◆ **DATA EXTRACTS**
%%

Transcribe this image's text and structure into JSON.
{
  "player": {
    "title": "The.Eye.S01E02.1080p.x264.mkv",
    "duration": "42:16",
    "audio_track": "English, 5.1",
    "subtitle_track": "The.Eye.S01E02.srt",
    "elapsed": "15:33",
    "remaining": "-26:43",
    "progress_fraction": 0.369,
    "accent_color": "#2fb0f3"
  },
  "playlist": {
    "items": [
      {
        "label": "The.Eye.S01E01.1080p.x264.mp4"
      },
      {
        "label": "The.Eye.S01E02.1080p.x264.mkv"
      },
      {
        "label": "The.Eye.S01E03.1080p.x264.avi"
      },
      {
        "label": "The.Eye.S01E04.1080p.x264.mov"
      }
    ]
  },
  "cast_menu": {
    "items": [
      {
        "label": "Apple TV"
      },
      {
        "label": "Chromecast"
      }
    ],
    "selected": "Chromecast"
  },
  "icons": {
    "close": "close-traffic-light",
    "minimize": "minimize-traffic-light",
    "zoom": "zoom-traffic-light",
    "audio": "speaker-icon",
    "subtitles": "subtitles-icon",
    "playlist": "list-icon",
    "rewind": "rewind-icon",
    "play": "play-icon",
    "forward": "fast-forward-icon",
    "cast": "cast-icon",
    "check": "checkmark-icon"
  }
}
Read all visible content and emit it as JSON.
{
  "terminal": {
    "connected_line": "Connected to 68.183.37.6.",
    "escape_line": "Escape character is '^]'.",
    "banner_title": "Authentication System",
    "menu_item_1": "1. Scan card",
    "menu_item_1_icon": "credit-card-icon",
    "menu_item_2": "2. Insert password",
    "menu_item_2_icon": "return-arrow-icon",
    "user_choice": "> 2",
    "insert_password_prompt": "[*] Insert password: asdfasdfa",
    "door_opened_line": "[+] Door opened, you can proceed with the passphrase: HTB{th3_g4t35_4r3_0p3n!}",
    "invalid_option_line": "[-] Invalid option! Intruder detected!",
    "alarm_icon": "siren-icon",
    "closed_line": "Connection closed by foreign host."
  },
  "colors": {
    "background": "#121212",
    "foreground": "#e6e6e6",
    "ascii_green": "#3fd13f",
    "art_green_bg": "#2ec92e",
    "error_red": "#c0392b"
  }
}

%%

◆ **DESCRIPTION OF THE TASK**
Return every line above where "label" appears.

◆ **SOLVED EXERCISE**
        "label": "The.Eye.S01E01.1080p.x264.mp4"
        "label": "The.Eye.S01E02.1080p.x264.mkv"
        "label": "The.Eye.S01E03.1080p.x264.avi"
        "label": "The.Eye.S01E04.1080p.x264.mov"
        "label": "Apple TV"
        "label": "Chromecast"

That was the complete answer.